In his organ teaching he insisted on good legato playing and in this connexion I remember particularly the Vaughan Williams Prelude on Rhosymedre which I prepared with him for ARCO. His insistence that the inner parts should be legato, often helping out the left hand with the thumb of the right hand. This cost me many hours of practice before he was satisfied. In connexion with the use of the thumb, I remember that he played the Charles Wood Prelude on York Tune soloing the tune and assisting the left hand accompaniment on a lower manual with the right-hand thumb. I once played Brahms' Es ist ein Ros' entsprungen for him, too quickly he thought.

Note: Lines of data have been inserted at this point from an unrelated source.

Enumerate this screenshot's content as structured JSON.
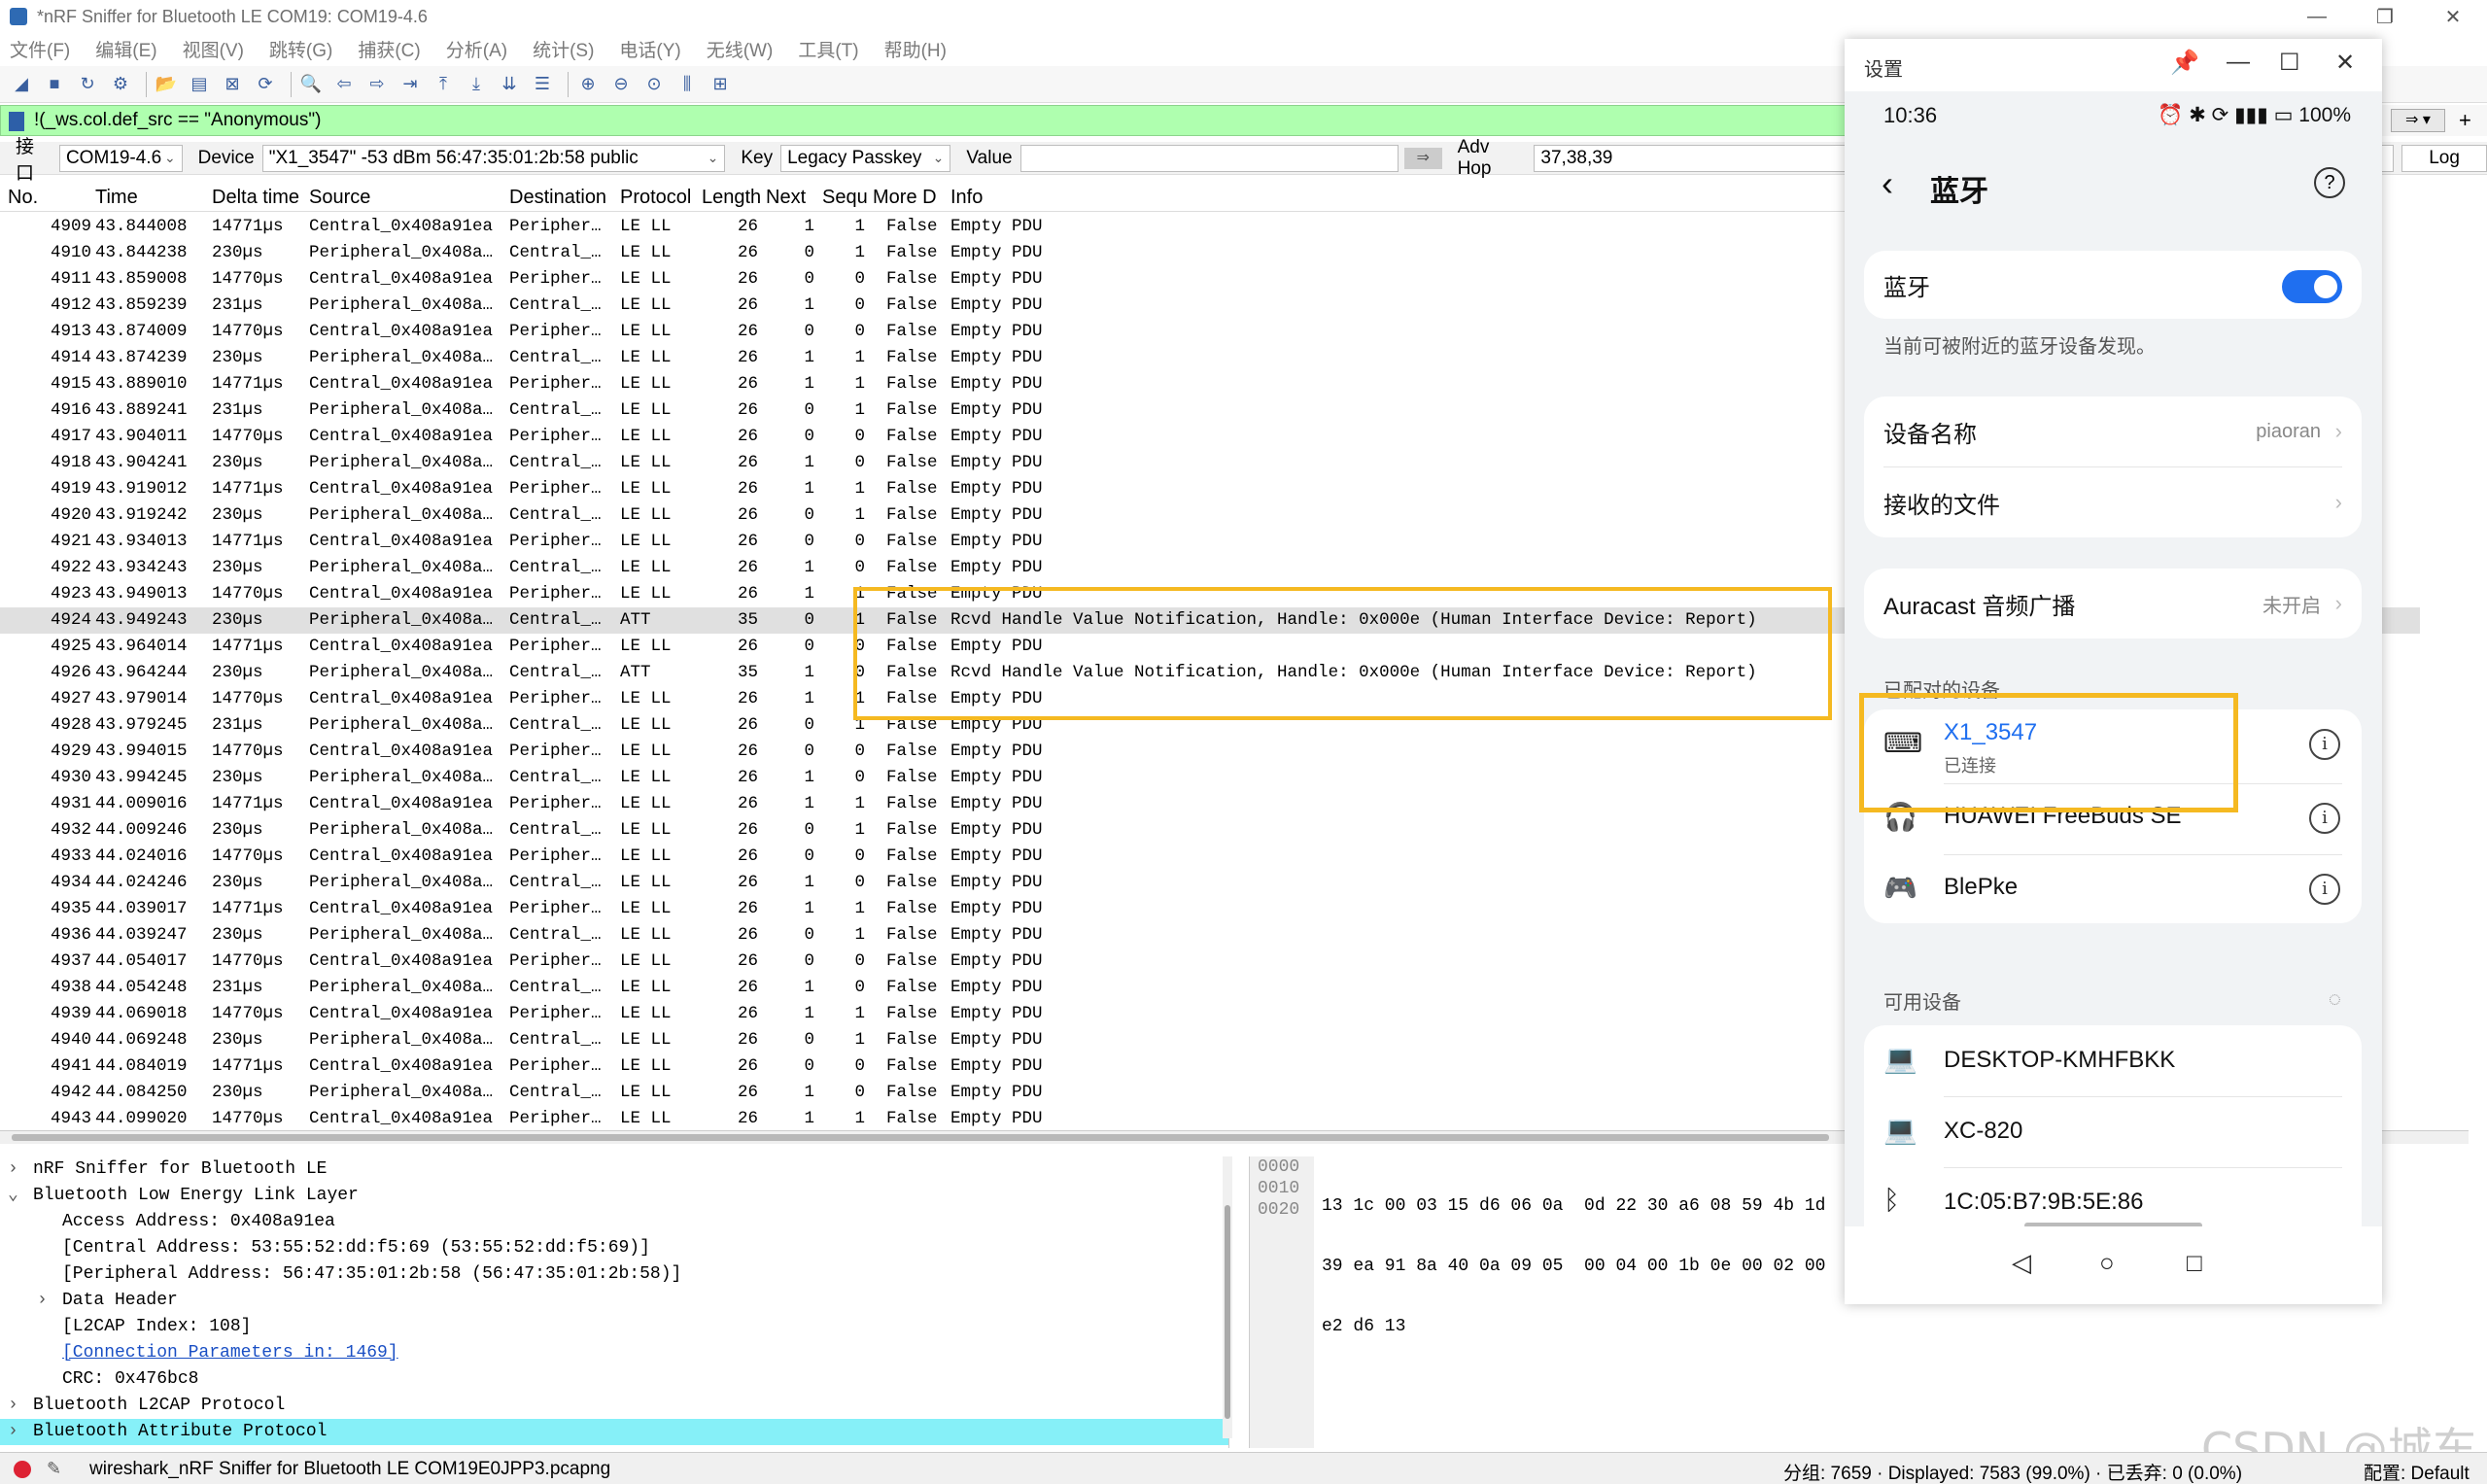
{
  "window": {
    "title": "*nRF Sniffer for Bluetooth LE COM19: COM19-4.6",
    "minimize": "—",
    "maximize": "❐",
    "close": "✕"
  },
  "menu": [
    "文件(F)",
    "编辑(E)",
    "视图(V)",
    "跳转(G)",
    "捕获(C)",
    "分析(A)",
    "统计(S)",
    "电话(Y)",
    "无线(W)",
    "工具(T)",
    "帮助(H)"
  ],
  "filter": {
    "value": "!(_ws.col.def_src == \"Anonymous\")"
  },
  "interface_bar": {
    "iface_label": "接口",
    "iface_value": "COM19-4.6",
    "device_label": "Device",
    "device_value": "\"X1_3547\"  -53 dBm  56:47:35:01:2b:58  public",
    "key_label": "Key",
    "key_value": "Legacy Passkey",
    "value_label": "Value",
    "value_value": "",
    "advhop_label": "Adv Hop",
    "advhop_value": "37,38,39",
    "log_label": "Log"
  },
  "columns": [
    "No.",
    "Time",
    "Delta time",
    "Source",
    "Destination",
    "Protocol",
    "Length",
    "Next",
    "Sequ",
    "More D",
    "Info"
  ],
  "packets": [
    [
      "4909",
      "43.844008",
      "14771µs",
      "Central_0x408a91ea",
      "Peripher…",
      "LE LL",
      "26",
      "1",
      "1",
      "False",
      "Empty PDU"
    ],
    [
      "4910",
      "43.844238",
      "230µs",
      "Peripheral_0x408a…",
      "Central_…",
      "LE LL",
      "26",
      "0",
      "1",
      "False",
      "Empty PDU"
    ],
    [
      "4911",
      "43.859008",
      "14770µs",
      "Central_0x408a91ea",
      "Peripher…",
      "LE LL",
      "26",
      "0",
      "0",
      "False",
      "Empty PDU"
    ],
    [
      "4912",
      "43.859239",
      "231µs",
      "Peripheral_0x408a…",
      "Central_…",
      "LE LL",
      "26",
      "1",
      "0",
      "False",
      "Empty PDU"
    ],
    [
      "4913",
      "43.874009",
      "14770µs",
      "Central_0x408a91ea",
      "Peripher…",
      "LE LL",
      "26",
      "0",
      "0",
      "False",
      "Empty PDU"
    ],
    [
      "4914",
      "43.874239",
      "230µs",
      "Peripheral_0x408a…",
      "Central_…",
      "LE LL",
      "26",
      "1",
      "1",
      "False",
      "Empty PDU"
    ],
    [
      "4915",
      "43.889010",
      "14771µs",
      "Central_0x408a91ea",
      "Peripher…",
      "LE LL",
      "26",
      "1",
      "1",
      "False",
      "Empty PDU"
    ],
    [
      "4916",
      "43.889241",
      "231µs",
      "Peripheral_0x408a…",
      "Central_…",
      "LE LL",
      "26",
      "0",
      "1",
      "False",
      "Empty PDU"
    ],
    [
      "4917",
      "43.904011",
      "14770µs",
      "Central_0x408a91ea",
      "Peripher…",
      "LE LL",
      "26",
      "0",
      "0",
      "False",
      "Empty PDU"
    ],
    [
      "4918",
      "43.904241",
      "230µs",
      "Peripheral_0x408a…",
      "Central_…",
      "LE LL",
      "26",
      "1",
      "0",
      "False",
      "Empty PDU"
    ],
    [
      "4919",
      "43.919012",
      "14771µs",
      "Central_0x408a91ea",
      "Peripher…",
      "LE LL",
      "26",
      "1",
      "1",
      "False",
      "Empty PDU"
    ],
    [
      "4920",
      "43.919242",
      "230µs",
      "Peripheral_0x408a…",
      "Central_…",
      "LE LL",
      "26",
      "0",
      "1",
      "False",
      "Empty PDU"
    ],
    [
      "4921",
      "43.934013",
      "14771µs",
      "Central_0x408a91ea",
      "Peripher…",
      "LE LL",
      "26",
      "0",
      "0",
      "False",
      "Empty PDU"
    ],
    [
      "4922",
      "43.934243",
      "230µs",
      "Peripheral_0x408a…",
      "Central_…",
      "LE LL",
      "26",
      "1",
      "0",
      "False",
      "Empty PDU"
    ],
    [
      "4923",
      "43.949013",
      "14770µs",
      "Central_0x408a91ea",
      "Peripher…",
      "LE LL",
      "26",
      "1",
      "1",
      "False",
      "Empty PDU"
    ],
    [
      "4924",
      "43.949243",
      "230µs",
      "Peripheral_0x408a…",
      "Central_…",
      "ATT",
      "35",
      "0",
      "1",
      "False",
      "Rcvd Handle Value Notification, Handle: 0x000e (Human Interface Device: Report)"
    ],
    [
      "4925",
      "43.964014",
      "14771µs",
      "Central_0x408a91ea",
      "Peripher…",
      "LE LL",
      "26",
      "0",
      "0",
      "False",
      "Empty PDU"
    ],
    [
      "4926",
      "43.964244",
      "230µs",
      "Peripheral_0x408a…",
      "Central_…",
      "ATT",
      "35",
      "1",
      "0",
      "False",
      "Rcvd Handle Value Notification, Handle: 0x000e (Human Interface Device: Report)"
    ],
    [
      "4927",
      "43.979014",
      "14770µs",
      "Central_0x408a91ea",
      "Peripher…",
      "LE LL",
      "26",
      "1",
      "1",
      "False",
      "Empty PDU"
    ],
    [
      "4928",
      "43.979245",
      "231µs",
      "Peripheral_0x408a…",
      "Central_…",
      "LE LL",
      "26",
      "0",
      "1",
      "False",
      "Empty PDU"
    ],
    [
      "4929",
      "43.994015",
      "14770µs",
      "Central_0x408a91ea",
      "Peripher…",
      "LE LL",
      "26",
      "0",
      "0",
      "False",
      "Empty PDU"
    ],
    [
      "4930",
      "43.994245",
      "230µs",
      "Peripheral_0x408a…",
      "Central_…",
      "LE LL",
      "26",
      "1",
      "0",
      "False",
      "Empty PDU"
    ],
    [
      "4931",
      "44.009016",
      "14771µs",
      "Central_0x408a91ea",
      "Peripher…",
      "LE LL",
      "26",
      "1",
      "1",
      "False",
      "Empty PDU"
    ],
    [
      "4932",
      "44.009246",
      "230µs",
      "Peripheral_0x408a…",
      "Central_…",
      "LE LL",
      "26",
      "0",
      "1",
      "False",
      "Empty PDU"
    ],
    [
      "4933",
      "44.024016",
      "14770µs",
      "Central_0x408a91ea",
      "Peripher…",
      "LE LL",
      "26",
      "0",
      "0",
      "False",
      "Empty PDU"
    ],
    [
      "4934",
      "44.024246",
      "230µs",
      "Peripheral_0x408a…",
      "Central_…",
      "LE LL",
      "26",
      "1",
      "0",
      "False",
      "Empty PDU"
    ],
    [
      "4935",
      "44.039017",
      "14771µs",
      "Central_0x408a91ea",
      "Peripher…",
      "LE LL",
      "26",
      "1",
      "1",
      "False",
      "Empty PDU"
    ],
    [
      "4936",
      "44.039247",
      "230µs",
      "Peripheral_0x408a…",
      "Central_…",
      "LE LL",
      "26",
      "0",
      "1",
      "False",
      "Empty PDU"
    ],
    [
      "4937",
      "44.054017",
      "14770µs",
      "Central_0x408a91ea",
      "Peripher…",
      "LE LL",
      "26",
      "0",
      "0",
      "False",
      "Empty PDU"
    ],
    [
      "4938",
      "44.054248",
      "231µs",
      "Peripheral_0x408a…",
      "Central_…",
      "LE LL",
      "26",
      "1",
      "0",
      "False",
      "Empty PDU"
    ],
    [
      "4939",
      "44.069018",
      "14770µs",
      "Central_0x408a91ea",
      "Peripher…",
      "LE LL",
      "26",
      "1",
      "1",
      "False",
      "Empty PDU"
    ],
    [
      "4940",
      "44.069248",
      "230µs",
      "Peripheral_0x408a…",
      "Central_…",
      "LE LL",
      "26",
      "0",
      "1",
      "False",
      "Empty PDU"
    ],
    [
      "4941",
      "44.084019",
      "14771µs",
      "Central_0x408a91ea",
      "Peripher…",
      "LE LL",
      "26",
      "0",
      "0",
      "False",
      "Empty PDU"
    ],
    [
      "4942",
      "44.084250",
      "230µs",
      "Peripheral_0x408a…",
      "Central_…",
      "LE LL",
      "26",
      "1",
      "0",
      "False",
      "Empty PDU"
    ],
    [
      "4943",
      "44.099020",
      "14770µs",
      "Central_0x408a91ea",
      "Peripher…",
      "LE LL",
      "26",
      "1",
      "1",
      "False",
      "Empty PDU"
    ]
  ],
  "selected_packet": "4924",
  "details": [
    {
      "text": "nRF Sniffer for Bluetooth LE",
      "level": 0,
      "expander": "›"
    },
    {
      "text": "Bluetooth Low Energy Link Layer",
      "level": 0,
      "expander": "⌄"
    },
    {
      "text": "Access Address: 0x408a91ea",
      "level": 1,
      "expander": ""
    },
    {
      "text": "[Central Address: 53:55:52:dd:f5:69 (53:55:52:dd:f5:69)]",
      "level": 1,
      "expander": ""
    },
    {
      "text": "[Peripheral Address: 56:47:35:01:2b:58 (56:47:35:01:2b:58)]",
      "level": 1,
      "expander": ""
    },
    {
      "text": "Data Header",
      "level": 1,
      "expander": "›"
    },
    {
      "text": "[L2CAP Index: 108]",
      "level": 1,
      "expander": ""
    },
    {
      "text": "[Connection Parameters in: 1469]",
      "level": 1,
      "expander": "",
      "link": true
    },
    {
      "text": "CRC: 0x476bc8",
      "level": 1,
      "expander": ""
    },
    {
      "text": "Bluetooth L2CAP Protocol",
      "level": 0,
      "expander": "›"
    },
    {
      "text": "Bluetooth Attribute Protocol",
      "level": 0,
      "expander": "›",
      "selected": true
    }
  ],
  "hex": {
    "offsets": [
      "0000",
      "0010",
      "0020"
    ],
    "bytes": [
      "13 1c 00 03 15 d6 06 0a  0d 22 30 a6 08 59 4b 1d",
      "39 ea 91 8a 40 0a 09 05  00 04 00 1b 0e 00 02 00",
      "e2 d6 13"
    ]
  },
  "status": {
    "file": "wireshark_nRF Sniffer for Bluetooth LE COM19E0JPP3.pcapng",
    "counts": "分组: 7659 · Displayed: 7583 (99.0%) · 已丢弃: 0 (0.0%)",
    "profile": "配置: Default"
  },
  "phone": {
    "window_title": "设置",
    "time": "10:36",
    "status_icons": "⏰ ✱ ⟳ ▮▮▮",
    "battery": "100%",
    "page_title": "蓝牙",
    "bt_label": "蓝牙",
    "bt_on": true,
    "discoverable_note": "当前可被附近的蓝牙设备发现。",
    "device_name_label": "设备名称",
    "device_name_value": "piaoran",
    "received_files_label": "接收的文件",
    "auracast_label": "Auracast 音频广播",
    "auracast_value": "未开启",
    "paired_header": "已配对的设备",
    "paired": [
      {
        "name": "X1_3547",
        "sub": "已连接",
        "icon": "keyboard-icon",
        "glyph": "⌨",
        "active": true
      },
      {
        "name": "HUAWEI FreeBuds SE",
        "sub": "",
        "icon": "headphones-icon",
        "glyph": "🎧",
        "active": false
      },
      {
        "name": "BlePke",
        "sub": "",
        "icon": "gamepad-icon",
        "glyph": "🎮",
        "active": false
      }
    ],
    "available_header": "可用设备",
    "available": [
      {
        "name": "DESKTOP-KMHFBKK",
        "icon": "laptop-icon",
        "glyph": "💻"
      },
      {
        "name": "XC-820",
        "icon": "laptop-icon",
        "glyph": "💻"
      },
      {
        "name": "1C:05:B7:9B:5E:86",
        "icon": "bluetooth-icon",
        "glyph": "ᛒ"
      }
    ]
  },
  "watermark": "CSDN @城东",
  "colors": {
    "filter_bg": "#afffaf",
    "highlight": "#f5b921",
    "accent": "#1f6ff0",
    "detail_selected": "#86f0f8"
  }
}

His comment was something like "If you race through the countryside in a fast car you miss many of its beauties".
Sir Edward was well known for his often sarcastic and biting comments, though I never remember him saying anything offensive to me. He was often amused, and particularly so if he thought he was one up on the Dean or clergy. On one occasion when his anthem The King of Love was being performed, he related, with evident amusement, that he wrote it when he was on holiday and had no hymn book available, so had to write the words from memory. When he returned to York with the completed anthem, he discovered that he had not followed the hymn book order of verses, having put verse three after verse five of the hymn book, and none of the clergy had noticed it!
During the period when I was visiting York for lessons, Sir Edward was invited to adjudicate at the Summerscale Festival in Keighley, my home town. It was therefore arranged that he would come to Keighley on the Friday evening and stay overnight at my home in readiness for an early start on the Saturday morning. At the Festival he insisted that I should sit with him and learn something of the job of adjudicating - a most interesting experience.
My lessons terminated in November 1940 when I was called up for military service, but his interest did not cease. During the whole of the time that I was way he regularly wrote to me, and some of his letters I have preserved. I last saw him about July-August 1945 when I came home on leave from the Middle East. The decline in his health during the years I had been away was very marked. His last letter to me was written only three weeks before his death, and would, I imagine, be one of the last letters he wrote.
|David Hird BMus., FRCO|
|These personal recollections were later incorporated into
Blessed City: The Life and Works of Sir Edward Bairstow: Dr.Francis Jackson OBE (1996)